Dickey’s Barbecue Pit isn’t the only restaurant chain that would prefer to deliver orders itself instead of relying on third-party services. Now it’s testing the feasibility of adding an in-house option at any of its 550 locations that field at least six delivery orders per day.
The fast-casual chain is currently offering self-delivery at company stores and about 25 franchised units. All continue to provide delivery through outside services such as Grubhub and DoorDash as well, but the do-it-yourself version already accounts for 18% of Dickey’s delivery sales.
The test stores enjoy profits as much as 10% higher per order when they self-deliver, says CEO Laura Rea Dickey.
Company stores do not charge customers a fee for a delivered order. Franchised restaurants have the discretion of adding a charge. No minimum delivery order is set, and the hours aren’t limited.
Dickey’s is not alone in trying a hybrid system, in which delivery orders placed through the brand’s proprietary channels are transported by employees and ones submitted through third parties’ apps are handled by those services. Outback Steakhouse parent Bloomin’ Brands, for instance, is testing that model at 240 restaurants, CEO Liz Smith revealed last week. Red Robin is giving it a trial at a delivery-only experimental unit in downtown Chicago.
The stumbling blocks are shifting more orders to the brands’ apps or online ordering functions, along with the logistical costs—things like hiring drivers and providing vehicles.

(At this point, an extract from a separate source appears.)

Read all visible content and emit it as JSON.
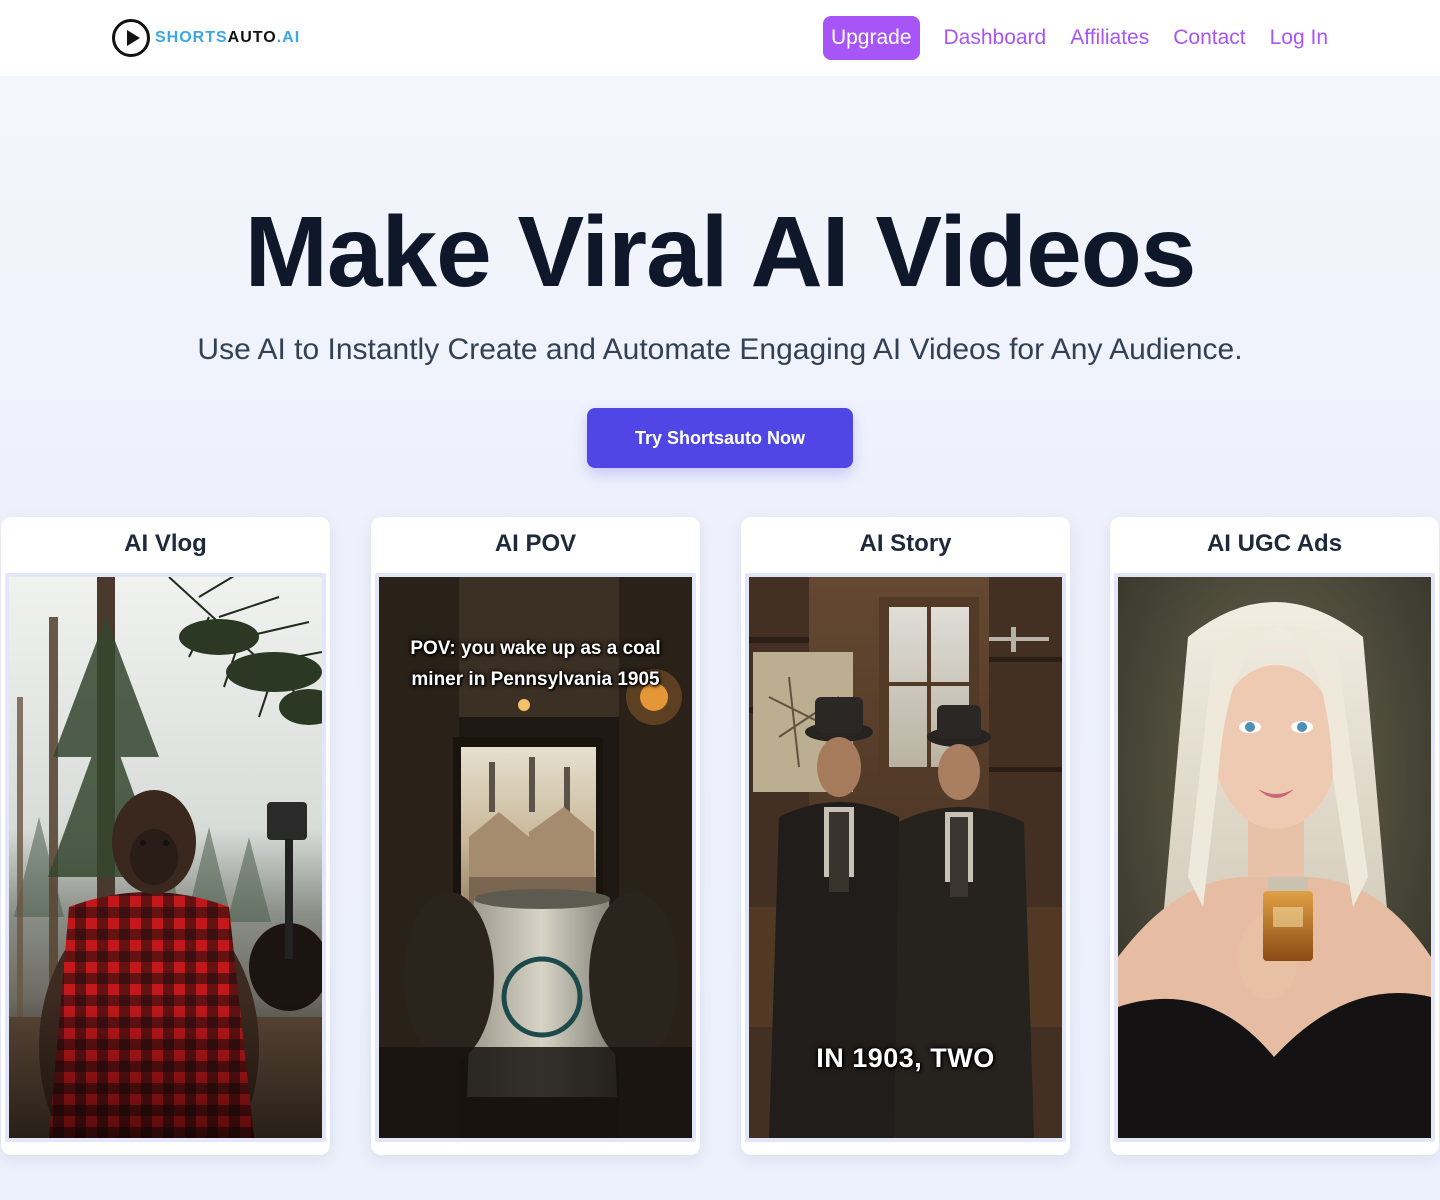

“The leap for us was thankfully short,” says Dickey. She says the chain had an advantage because of its sizable catering business. “We were already set up with vans and vehicles and drivers, and packaging for off-premise. It was a difference in degree instead of kind.”
A typical delivery order is for four to six sandwiches, she says.
Dickey suggests that even if gas and additional hours add some expense, the hit will no doubt be more moderate than the 18% to 28% commission third parties levy per order. “Allocating that 18% in a different way, even using half of it, we’re still considerably more profitable,” she says.
The biggest advantage of self-delivery isn’t the financial impact, but the guest experience it affords, says Dickey. “Being able to control the quality and consistency, from our smoker to the guest’s front door, is enormous,” she says.
But the economics are powerful, she adds. The key is finding the point of profitability—where the check count and average order size make the endeavor worthwhile. Technology now in place at the chain enabled Dickey’s to work up to that point for stores.
“Once you cover your costs, delivery can be very profitable,” Dickey says.